/ 25 April 2008

Defence heads roll

The top three officials responsible for procurement at the department of defence have been placed on leave amid allegations of tender irregularities and an investigation by the inspector general of defence.

Defence secretary January Masilela confirmed that procurement chief Bruce Ramfolo is on leave while the terms of his departure are finalised. The chief director in the department, Peter Lebelo, and Colonel Amos Skhosana, who heads the Central Procurement Service Centre at Thaba Tshwane, have also been told not to return to their desks pending the finalisation of the investigation.

‘I have put them on leave while the inspector general investigates,” he told the Mail & Guardian.

But Masilela denied that Ramfolo’s departure from the department was related to the investigation, saying ‘his job was readvertised and he decided not to apply. He is on leave awaiting his exit mechanism.”
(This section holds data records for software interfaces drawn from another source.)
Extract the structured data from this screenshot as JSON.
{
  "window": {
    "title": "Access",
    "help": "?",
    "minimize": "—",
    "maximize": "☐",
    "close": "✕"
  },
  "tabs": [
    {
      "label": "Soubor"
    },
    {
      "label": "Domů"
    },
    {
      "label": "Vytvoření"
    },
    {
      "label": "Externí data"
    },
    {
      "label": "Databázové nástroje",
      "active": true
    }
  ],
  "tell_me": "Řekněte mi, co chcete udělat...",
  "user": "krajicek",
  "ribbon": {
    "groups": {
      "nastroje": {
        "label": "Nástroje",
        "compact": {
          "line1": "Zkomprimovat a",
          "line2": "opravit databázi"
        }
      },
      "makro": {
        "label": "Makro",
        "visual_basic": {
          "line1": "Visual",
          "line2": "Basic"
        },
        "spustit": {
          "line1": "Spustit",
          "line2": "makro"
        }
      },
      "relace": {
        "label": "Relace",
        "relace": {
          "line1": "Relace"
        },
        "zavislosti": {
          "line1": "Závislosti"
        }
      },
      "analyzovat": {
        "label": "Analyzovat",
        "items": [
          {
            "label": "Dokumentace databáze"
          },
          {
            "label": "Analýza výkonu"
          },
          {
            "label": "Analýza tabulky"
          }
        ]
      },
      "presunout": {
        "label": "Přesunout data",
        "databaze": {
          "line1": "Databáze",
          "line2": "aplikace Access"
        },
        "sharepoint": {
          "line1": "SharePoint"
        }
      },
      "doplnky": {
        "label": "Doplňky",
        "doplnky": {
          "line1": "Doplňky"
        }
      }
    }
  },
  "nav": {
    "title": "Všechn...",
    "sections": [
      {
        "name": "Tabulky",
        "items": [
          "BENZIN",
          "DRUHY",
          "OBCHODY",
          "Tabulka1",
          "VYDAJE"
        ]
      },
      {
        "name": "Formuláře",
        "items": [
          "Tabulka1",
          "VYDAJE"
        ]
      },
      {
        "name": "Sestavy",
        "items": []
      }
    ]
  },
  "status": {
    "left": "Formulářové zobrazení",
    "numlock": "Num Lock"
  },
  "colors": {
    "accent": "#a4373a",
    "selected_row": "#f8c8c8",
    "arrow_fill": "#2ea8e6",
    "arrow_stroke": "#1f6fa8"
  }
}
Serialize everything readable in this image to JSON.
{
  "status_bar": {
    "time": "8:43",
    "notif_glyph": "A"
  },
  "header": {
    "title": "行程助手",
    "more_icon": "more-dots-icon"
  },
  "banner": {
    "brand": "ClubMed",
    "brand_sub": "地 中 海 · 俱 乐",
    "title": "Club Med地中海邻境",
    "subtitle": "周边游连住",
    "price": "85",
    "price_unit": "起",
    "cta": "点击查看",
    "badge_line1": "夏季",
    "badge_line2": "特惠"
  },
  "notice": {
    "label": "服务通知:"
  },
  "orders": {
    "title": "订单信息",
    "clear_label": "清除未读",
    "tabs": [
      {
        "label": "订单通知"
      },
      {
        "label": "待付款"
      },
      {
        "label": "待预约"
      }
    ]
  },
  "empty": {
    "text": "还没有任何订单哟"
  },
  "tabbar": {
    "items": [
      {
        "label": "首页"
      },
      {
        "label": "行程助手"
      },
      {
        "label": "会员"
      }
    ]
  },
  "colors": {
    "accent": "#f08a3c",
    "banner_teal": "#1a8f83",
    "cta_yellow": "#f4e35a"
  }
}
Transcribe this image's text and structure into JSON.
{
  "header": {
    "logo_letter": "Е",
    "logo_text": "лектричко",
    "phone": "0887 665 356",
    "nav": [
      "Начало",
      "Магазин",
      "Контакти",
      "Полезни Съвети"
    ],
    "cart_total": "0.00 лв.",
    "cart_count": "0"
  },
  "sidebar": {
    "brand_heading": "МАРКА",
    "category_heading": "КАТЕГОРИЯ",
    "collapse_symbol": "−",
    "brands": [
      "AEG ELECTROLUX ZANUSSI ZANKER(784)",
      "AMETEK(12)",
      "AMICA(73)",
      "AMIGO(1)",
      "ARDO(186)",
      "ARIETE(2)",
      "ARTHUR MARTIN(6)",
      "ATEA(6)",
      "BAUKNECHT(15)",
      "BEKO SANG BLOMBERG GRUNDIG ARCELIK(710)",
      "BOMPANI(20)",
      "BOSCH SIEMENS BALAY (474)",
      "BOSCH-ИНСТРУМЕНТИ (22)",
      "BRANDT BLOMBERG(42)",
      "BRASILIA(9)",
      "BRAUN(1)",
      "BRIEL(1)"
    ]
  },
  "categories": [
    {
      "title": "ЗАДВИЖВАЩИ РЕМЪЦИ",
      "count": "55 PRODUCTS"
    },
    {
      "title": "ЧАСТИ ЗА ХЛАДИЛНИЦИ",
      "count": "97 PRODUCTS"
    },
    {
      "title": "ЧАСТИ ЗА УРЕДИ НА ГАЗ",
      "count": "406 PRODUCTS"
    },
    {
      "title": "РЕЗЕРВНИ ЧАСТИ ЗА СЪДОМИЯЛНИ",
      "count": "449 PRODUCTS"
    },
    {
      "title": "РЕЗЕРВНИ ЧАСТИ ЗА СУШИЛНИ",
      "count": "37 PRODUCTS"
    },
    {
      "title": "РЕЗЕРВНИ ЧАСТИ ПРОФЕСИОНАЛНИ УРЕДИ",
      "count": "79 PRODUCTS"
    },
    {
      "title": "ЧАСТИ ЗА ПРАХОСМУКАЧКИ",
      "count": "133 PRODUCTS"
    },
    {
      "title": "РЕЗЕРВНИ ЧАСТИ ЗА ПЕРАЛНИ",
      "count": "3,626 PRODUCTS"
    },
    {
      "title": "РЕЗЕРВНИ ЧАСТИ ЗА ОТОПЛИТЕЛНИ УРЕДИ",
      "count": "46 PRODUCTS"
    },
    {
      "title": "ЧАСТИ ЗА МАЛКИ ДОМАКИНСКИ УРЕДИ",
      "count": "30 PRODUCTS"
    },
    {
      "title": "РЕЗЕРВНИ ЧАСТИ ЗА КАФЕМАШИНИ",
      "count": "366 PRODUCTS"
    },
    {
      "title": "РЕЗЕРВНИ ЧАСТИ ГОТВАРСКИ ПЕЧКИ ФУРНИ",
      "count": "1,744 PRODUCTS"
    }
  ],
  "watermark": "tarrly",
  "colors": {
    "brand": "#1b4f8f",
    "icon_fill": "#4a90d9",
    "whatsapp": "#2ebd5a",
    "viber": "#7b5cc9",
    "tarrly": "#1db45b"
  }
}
Masilela also refused to confirm or deny a report in Beeld that linked the effective suspension of the three to a long-running controversy over contracts awarded for flights supplying South African troops in the Democratic Republic of Congo, Burundi and Sudan, and a more recent tender for asset tracking systems.

‘It’s all speculation,” he said. ‘You will have to wait and trust our ­processes.”

Both Lebelo and Skhosana refused to discuss the investigation, saying they were bound by regulations that forbid them from communicating with the media.

Defence contractors believe the shake-up is linked to the flights and possibly wider tender-rigging. Three suppliers interviewed by the M&G said there was widespread unhappiness about tender processes — particularly, but not solely, for lucrative air charter services.

The vast majority of these flights are conducted by Adajet Aviation (formerly Adagold), a Johannesburg firm with Australian roots controlled by former African National Congress intelligence operative Lawrence Pietersen and his business partner Shaun Roseveare.

This is not the first time they have been embroiled in controversy over defence department tenders.

They fought a prolonged legal battle with rival firm Dewina, which alleged in 2006 that they had won a R25-million ration-pack tender after Masilela exerted improper influence on Ramfolo — an allegation both men denied.

But the Pretoria High Court agreed the process had been manipulated and ordered the tender frozen.

Later that year it emerged that Adagold had won a department tender to fly ballot papers for the DRC’s first post-war election, despite charging R20-million more than rival cargo operators.

Immense sums are involved. Between January 2005 and July 2006 Adagold charged R170-million for flights to destinations including Bujumbura, El Fashir, the Comores, Lubumbashi, Kisangani, Kinshasa and Khartoum, according to department figures.

During this period it was awarded 81% of all flights on offer. More recently, say competitors, its share has climbed close to 100%.

Under the system for awarding flights, operators are asked to tender and those that qualify are shortlisted. They are then asked to bid on groups of flights, with the contracts ostensibly awarded to the lowest bidder.

Department figures show that Adagold has regularly been awarded contracts despite charging higher overall prices. Rival firms ascribe this to manipulation of the tender criteria.

The same shortlist, and the tender establishing it, has been in place since 2004 and has been extended four times.

Two air-freight operators, who asked not to be named, said they were no longer receiving invitations to bid despite being on the list.

‘Adajet is now getting all the flights,” said one. ‘Letters and faxes to the defence secretary have been ignored.”

The firm has also leased an Antonov 72 to the department for operation out of Bujumbura. The contract was not put out to tender, said other operators.

Masilela said he was unaware of the allegations and denied receiving letters of complaint.

Said Pietersen: ‘If there was anything to it we would have been investigated by the police. The department has had an investigation in the past. We do business as ordinary people.”